Radant argues her colleague William Malone received a "low" performance evaluation in August 2003 and was not terminated. Pl. Facts ¶ 56. Radant presents no evidence Malone is similarly situated. The record demonstrates he remedied his inadequate performance, Def. Ex. 10: Malone Dep. Tr. at 18-19. Radant presents no genuine issues of material fact that Election Systems systematically treated men more favorably. She fails to present direct evidence of sex discrimination.

Radant does not argue she satisfies the indirect burden-shifting method of proving sex discrimination. The indirect method requires Radant to establish a prima facie case of sex discrimination by showing she is a member of a protected class; her job performance met Election Systems' legitimate expectations; she suffered an adverse employment action; and similarly situated male employees were treated more favorably. Caskey, 535 F.3d at 591-92, If she demonstrates a prima facie case, the burden shifts to Election Systems to articulate a legitimate, nondiscriminatory reason for firing her. Petts, 534 F.3d at 725. If Election Systems meets this burden, Radant must prove Election Systems' reason is pretextual. Id. She fails to demonstrate a genuine issue of material fact that similarly situated male employees were treated more favorably, or that her work performance was a pretextual basis for termination. Summary judgment is warranted for Election Systems on Count II for sex discrimination.

CONCLUSION

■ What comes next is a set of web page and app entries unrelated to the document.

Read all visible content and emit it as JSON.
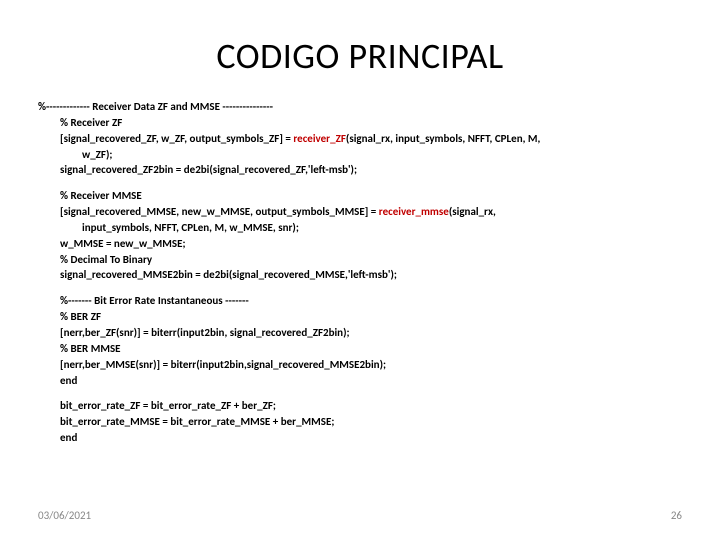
{
  "title": "CODIGO PRINCIPAL",
  "lines": {
    "l1": "%------------- Receiver Data ZF and MMSE ---------------",
    "l2": "% Receiver ZF",
    "l3a": "[signal_recovered_ZF, w_ZF, output_symbols_ZF] = ",
    "l3b": "receiver_ZF",
    "l3c": "(signal_rx, input_symbols, NFFT, CPLen, M,",
    "l3d": "w_ZF);",
    "l4": "signal_recovered_ZF2bin = de2bi(signal_recovered_ZF,'left-msb');",
    "l5": "% Receiver MMSE",
    "l6a": "[signal_recovered_MMSE, new_w_MMSE, output_symbols_MMSE] = ",
    "l6b": "receiver_mmse",
    "l6c": "(signal_rx,",
    "l6d": "input_symbols, NFFT, CPLen, M, w_MMSE, snr);",
    "l7": "w_MMSE = new_w_MMSE;",
    "l8": "% Decimal To Binary",
    "l9": "signal_recovered_MMSE2bin = de2bi(signal_recovered_MMSE,'left-msb');",
    "l10": "%------- Bit Error Rate Instantaneous -------",
    "l11": "% BER ZF",
    "l12": "[nerr,ber_ZF(snr)] = biterr(input2bin, signal_recovered_ZF2bin);",
    "l13": "% BER MMSE",
    "l14": "[nerr,ber_MMSE(snr)] = biterr(input2bin,signal_recovered_MMSE2bin);",
    "l15": "end",
    "l16": "bit_error_rate_ZF = bit_error_rate_ZF + ber_ZF;",
    "l17": "bit_error_rate_MMSE = bit_error_rate_MMSE + ber_MMSE;",
    "l18": "end"
  },
  "footer": {
    "date": "03/06/2021",
    "page": "26"
  }
}
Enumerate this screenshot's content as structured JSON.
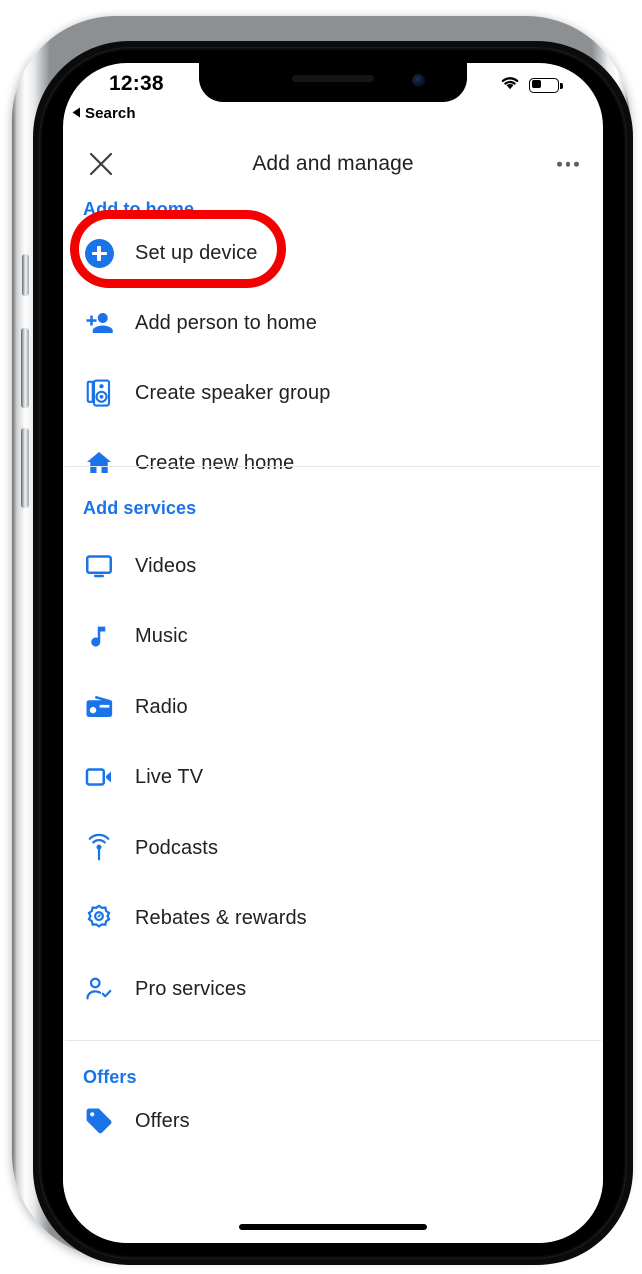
{
  "status_bar": {
    "time": "12:38",
    "back_label": "Search",
    "back_icon": "triangle-left-icon",
    "wifi_icon": "wifi-icon",
    "battery_icon": "battery-low-icon"
  },
  "header": {
    "title": "Add and manage",
    "close_icon": "close-x-icon",
    "more_icon": "more-horizontal-icon"
  },
  "colors": {
    "accent_blue": "#1a73e8",
    "annotation_red": "#f30000",
    "text_primary": "#202124",
    "divider": "#e4e6e9"
  },
  "annotation": {
    "shape": "ellipse",
    "target": "Set up device",
    "color": "#f30000"
  },
  "sections": [
    {
      "title": "Add to home",
      "items": [
        {
          "label": "Set up device",
          "icon": "plus-circle-icon",
          "highlighted": true
        },
        {
          "label": "Add person to home",
          "icon": "person-add-icon",
          "highlighted": false
        },
        {
          "label": "Create speaker group",
          "icon": "speaker-group-icon",
          "highlighted": false
        },
        {
          "label": "Create new home",
          "icon": "home-icon",
          "highlighted": false
        }
      ]
    },
    {
      "title": "Add services",
      "items": [
        {
          "label": "Videos",
          "icon": "tv-monitor-icon",
          "highlighted": false
        },
        {
          "label": "Music",
          "icon": "music-note-icon",
          "highlighted": false
        },
        {
          "label": "Radio",
          "icon": "radio-icon",
          "highlighted": false
        },
        {
          "label": "Live TV",
          "icon": "video-camera-icon",
          "highlighted": false
        },
        {
          "label": "Podcasts",
          "icon": "podcast-icon",
          "highlighted": false
        },
        {
          "label": "Rebates & rewards",
          "icon": "rebate-badge-icon",
          "highlighted": false
        },
        {
          "label": "Pro services",
          "icon": "person-check-icon",
          "highlighted": false
        }
      ]
    },
    {
      "title": "Offers",
      "items": [
        {
          "label": "Offers",
          "icon": "price-tag-icon",
          "highlighted": false
        }
      ]
    }
  ]
}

Election Systems' summary judgment motion is granted. Election Systems is entitled to judgment on Count I for disability discrimination because Radant fails to establish a prima facie case of disability discrimination, or that inadequate work performance is a pretextual reason for her termination. Judgment in favor of Elections Systems on Count II for sex discrimination is warranted because Radant fails to present direct evidence of discrimination.